The trochaic rhythm is varied by the occasional use of an extra unaccented syllable within the line, and by combinations with the iambic rhythm.
A little study of Tennyson's "Lady of Shalott" shows one the exquisite effects to be gained by these combinations.
A third order of strong and weak syllables is found in the following:
Pray' but one | prayer' for me | twixt' thy closed | lips'
Think' but one | thought' of me | up' in the | stars'.

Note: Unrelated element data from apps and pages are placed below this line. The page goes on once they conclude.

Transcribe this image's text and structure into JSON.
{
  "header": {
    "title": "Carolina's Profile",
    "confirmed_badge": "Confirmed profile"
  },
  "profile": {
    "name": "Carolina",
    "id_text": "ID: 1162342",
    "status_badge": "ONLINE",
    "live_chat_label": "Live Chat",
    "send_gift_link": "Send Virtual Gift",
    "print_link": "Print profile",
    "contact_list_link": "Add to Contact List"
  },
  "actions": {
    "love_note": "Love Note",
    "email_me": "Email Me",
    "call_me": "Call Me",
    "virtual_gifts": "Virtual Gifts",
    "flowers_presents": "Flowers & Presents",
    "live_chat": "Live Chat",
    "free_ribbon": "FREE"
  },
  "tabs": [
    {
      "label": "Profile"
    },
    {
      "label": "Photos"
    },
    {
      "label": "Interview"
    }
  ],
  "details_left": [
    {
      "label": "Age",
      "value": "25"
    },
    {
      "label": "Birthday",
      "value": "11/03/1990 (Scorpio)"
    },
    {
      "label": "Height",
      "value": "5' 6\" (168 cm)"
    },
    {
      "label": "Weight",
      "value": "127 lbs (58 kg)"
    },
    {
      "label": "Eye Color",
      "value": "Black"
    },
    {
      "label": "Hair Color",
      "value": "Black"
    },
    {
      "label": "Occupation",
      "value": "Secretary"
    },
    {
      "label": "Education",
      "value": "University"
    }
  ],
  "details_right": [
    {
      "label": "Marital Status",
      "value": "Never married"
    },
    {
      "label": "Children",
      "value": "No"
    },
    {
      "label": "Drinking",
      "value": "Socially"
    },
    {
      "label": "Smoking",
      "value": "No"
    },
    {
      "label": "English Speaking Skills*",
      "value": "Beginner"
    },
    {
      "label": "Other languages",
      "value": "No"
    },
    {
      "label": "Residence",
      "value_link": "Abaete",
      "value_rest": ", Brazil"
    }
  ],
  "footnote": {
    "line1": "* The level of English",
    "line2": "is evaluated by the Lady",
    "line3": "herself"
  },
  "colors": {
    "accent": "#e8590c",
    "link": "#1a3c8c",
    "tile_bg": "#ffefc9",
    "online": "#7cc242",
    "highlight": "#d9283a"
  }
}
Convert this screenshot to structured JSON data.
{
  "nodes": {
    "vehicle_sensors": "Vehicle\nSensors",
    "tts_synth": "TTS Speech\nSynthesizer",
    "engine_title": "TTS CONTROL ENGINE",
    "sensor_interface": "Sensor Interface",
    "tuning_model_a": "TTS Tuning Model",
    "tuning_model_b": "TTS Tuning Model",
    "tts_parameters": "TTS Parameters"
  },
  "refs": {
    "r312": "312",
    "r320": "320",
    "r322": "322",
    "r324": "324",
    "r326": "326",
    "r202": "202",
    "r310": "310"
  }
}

In these lines it is clear that two weak syllables follow each strong one, save at the end of the line. These feet of three syllables instead of two give an entirely different swing to the line. This is the dactylic rhythm, and each foot is a dactyl. Two unaccented syllables at the end of the line, however, make a very weak ending; hence dactylic lines, especially when of more than two feet, usually end with a trochaic or iambic foot, or, as in the lines quoted, with one strong syllable. In the Greek and Latin, dactylic lines of six feet, called dactylic hexameters, were used for long poems, such as the "Iliad" and "Aeneid." In these hexameters the final foot of a line has two long syllables, and is called a spondee. The spondee is seldom found in English poetry because it is not natural in our language to give two succeeding syllables an equal stress
The dactylic hexameter, however, has been imitated in English, notably "Evangeline," though the spondees are usually replaced by strong trochaic feet, such as hem'-lock and star'-light.
These lines of Hood's are good examples of the use of dactylic rhythm in short lines:
Take' her up | ten'-der-ly,
Touch' her with | care';
Fash'-ioned so | slen'-der-ly,
Young' and so | fair'.
There is one more regular rhythm in English poetry, of which this line, save the last foot, is an example:
When the hounds' | of the spring' | are on win' | ter's trai'-ls.
This is another rhythm in which three syllables compose a foot, but the order of the dactylic is reversed: the strong syllable follows the two weak ones. It is called the anapestic, each foot being an anapest. Like the other three, it is used for lines of varying length, although seldom for one of more than four feet. Like the dactylic, it is seldom pure, especially in long lines. Its beauty is enhanced by the proper use of variations, which are generally made by dropping a weak syllable now and then, and by using an iambic foot at the end of the line, or, as here, an iambic foot followed by a single weak syllable. Many of Swinburne's most marvelous rhythmic effects are obtained by the union of anapestic and iambic feet, as in this:A sing'- | er there was' | in France' | of old' | By the
tide- | less, dol'- | orous mid' | land sea'.
An example of anapestic lines used in humorous poetry is found in Whitcomb Riley's "Grandfather Squeers":
And he had' | to wear light' | -ning rods ov'- | er his ears' | To
ev'- | en hear thun'- | der; sometimes' | even then' | He was
forced' | to request' | it to thun'- der again'. |
One thing to be noticed in all rhythms is that such words as "and," "now," "is," "it," etc., are sometimes used as strong syllables and sometimes as weak. That is because we sometimes naturally emphasize them and at other times do not, according bo the meaning and sound of the words used with them. The verse-writer should beware of forcing them into undue prominence; generally speaking, accented syllables should be words of significance both in sound and meaning.
Another thing for the worker in rhythms to beware of is the using of such words as "fire," "dire," "drawn," etc., as two syllables. It is a fault great poets have committed, but none the less a fault.
By noting the rhythm, or order of syllables, and the meter, or length, of the lines in reading poetry one easily becomes familiar with the different varieties and the variations used in each. Such knowledge is as useful to a poet or verse writer as is an understanding of color and perspective to a painter or of harmony to a composer of music.